Edinburgh Review: Dubois Entendre

Edinburgh Review: Dubois Entendre

Myra Dubois is a bit like Lily Savage crossed with Hyacinth Bucket – sharp-tongued and with a plum in her mouth. Dubois Entendre is the sequel to her much more successful previous show at the Gilded Balloon, Self Admyra. She’s not bitter… But she does snipe with the best of them, taking the minimal audience numbers in her stride and firing out snide comments and quips like machine gun bullets. It’s well paced and well-rehearsed – Dubois is a seasoned performer who exudes a confidence that puts us immediately at ease.

There are times when the set turns from show to seminar – Dubois practices projectile mindfulness by pointing out all the flaws in us. She prepares her jokes carefully, deviating from the story only for a side comment or sniped remark, all of which have pause and impact. They take time to climax, but they’re worth the wait, peppered with supporting laughs to help us along the way. Certain comments sail close to the wind in their controversy, but Dubois gives us a knowing wink and navigates swiftly back on course like an experienced sailor.

Dubois has decided that the money is in children’s entertainment and she’s dying to show us her skills. This woman should not be allowed anywhere near children unsupervised, but they absolutely should spend a few choice minutes in her presence to expand their worldly experience exponentially. She’s a hilarious failed magician that gets the same exuberant applause when she fucks up a trick as she would if it worked. It’s all in the patter and the sarcastic approach.

The set has some comedically misplaced self-confidence too – her voice, despite her own presumptions, is earth-shatteringly bad. Candle In The Wind is mumbled and murdered; Where Is Love from Oliver! has a shrieking, nasal accompaniment. Again though, the hilarity is in the absence of talent, combined with the confidence to carry it through. She shows off in some plays to accentuate her glaring lack of talent in others.

In the end Dubois Entendre reaches a spiritual redemption by spouting religious nonsense.
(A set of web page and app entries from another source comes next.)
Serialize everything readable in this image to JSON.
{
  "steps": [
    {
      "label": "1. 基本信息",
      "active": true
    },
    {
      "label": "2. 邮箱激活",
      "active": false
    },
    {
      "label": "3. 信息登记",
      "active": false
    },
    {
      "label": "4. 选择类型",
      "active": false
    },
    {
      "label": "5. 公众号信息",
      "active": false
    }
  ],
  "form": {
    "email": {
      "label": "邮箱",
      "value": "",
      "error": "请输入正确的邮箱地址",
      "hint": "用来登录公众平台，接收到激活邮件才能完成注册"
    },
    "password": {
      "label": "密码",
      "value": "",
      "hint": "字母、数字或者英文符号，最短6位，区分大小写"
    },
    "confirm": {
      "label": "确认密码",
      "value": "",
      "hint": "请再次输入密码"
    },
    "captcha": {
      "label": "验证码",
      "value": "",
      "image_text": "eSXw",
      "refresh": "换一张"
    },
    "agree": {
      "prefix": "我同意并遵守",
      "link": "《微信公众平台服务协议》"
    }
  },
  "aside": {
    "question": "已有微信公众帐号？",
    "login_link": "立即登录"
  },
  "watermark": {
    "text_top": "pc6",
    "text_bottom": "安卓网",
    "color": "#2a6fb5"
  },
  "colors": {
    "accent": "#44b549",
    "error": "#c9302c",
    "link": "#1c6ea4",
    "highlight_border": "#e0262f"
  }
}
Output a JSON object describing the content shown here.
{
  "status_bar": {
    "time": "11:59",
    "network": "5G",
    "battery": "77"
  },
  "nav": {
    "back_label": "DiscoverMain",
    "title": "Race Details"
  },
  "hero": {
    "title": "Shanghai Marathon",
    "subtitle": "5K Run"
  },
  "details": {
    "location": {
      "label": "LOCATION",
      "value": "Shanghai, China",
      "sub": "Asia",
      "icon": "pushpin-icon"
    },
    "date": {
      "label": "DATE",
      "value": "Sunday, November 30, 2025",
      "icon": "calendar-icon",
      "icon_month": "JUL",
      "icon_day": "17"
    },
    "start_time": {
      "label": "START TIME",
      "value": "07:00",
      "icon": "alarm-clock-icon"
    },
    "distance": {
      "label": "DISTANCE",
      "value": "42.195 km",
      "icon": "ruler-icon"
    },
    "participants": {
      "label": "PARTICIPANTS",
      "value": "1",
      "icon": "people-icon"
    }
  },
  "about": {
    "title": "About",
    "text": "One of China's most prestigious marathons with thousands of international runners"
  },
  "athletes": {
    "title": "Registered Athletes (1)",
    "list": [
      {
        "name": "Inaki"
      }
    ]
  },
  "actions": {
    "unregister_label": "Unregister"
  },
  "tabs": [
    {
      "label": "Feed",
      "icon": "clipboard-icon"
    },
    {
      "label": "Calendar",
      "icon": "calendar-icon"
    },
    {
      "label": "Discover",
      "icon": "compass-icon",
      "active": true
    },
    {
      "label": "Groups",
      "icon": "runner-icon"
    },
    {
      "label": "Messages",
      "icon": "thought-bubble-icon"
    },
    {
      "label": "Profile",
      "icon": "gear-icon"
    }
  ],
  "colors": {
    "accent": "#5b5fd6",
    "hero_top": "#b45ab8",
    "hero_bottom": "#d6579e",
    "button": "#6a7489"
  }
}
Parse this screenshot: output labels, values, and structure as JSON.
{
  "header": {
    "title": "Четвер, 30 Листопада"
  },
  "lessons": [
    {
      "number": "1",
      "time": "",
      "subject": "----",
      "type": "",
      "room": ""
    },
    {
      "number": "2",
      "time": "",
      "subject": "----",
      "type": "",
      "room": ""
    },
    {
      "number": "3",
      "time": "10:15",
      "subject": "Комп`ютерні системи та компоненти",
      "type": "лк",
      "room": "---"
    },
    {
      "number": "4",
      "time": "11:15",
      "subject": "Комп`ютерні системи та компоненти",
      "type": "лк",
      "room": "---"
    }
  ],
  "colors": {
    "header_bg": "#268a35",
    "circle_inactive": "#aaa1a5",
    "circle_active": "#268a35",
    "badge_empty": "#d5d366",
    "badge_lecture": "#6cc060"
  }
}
Dubois atones for his transgressions in the past year with a final flurry of quick-witted comedic praises, priming herself for radicalisation. The show is a self-made success, the experience and confidence of Dubois carrying us along for the ride.


Dubois Entendre plays The Laughing Horse @ Counting House as part of the Edinburgh Festival Fringe 2017 until 26 August 2017. For more information or to book tickets, please visit the website.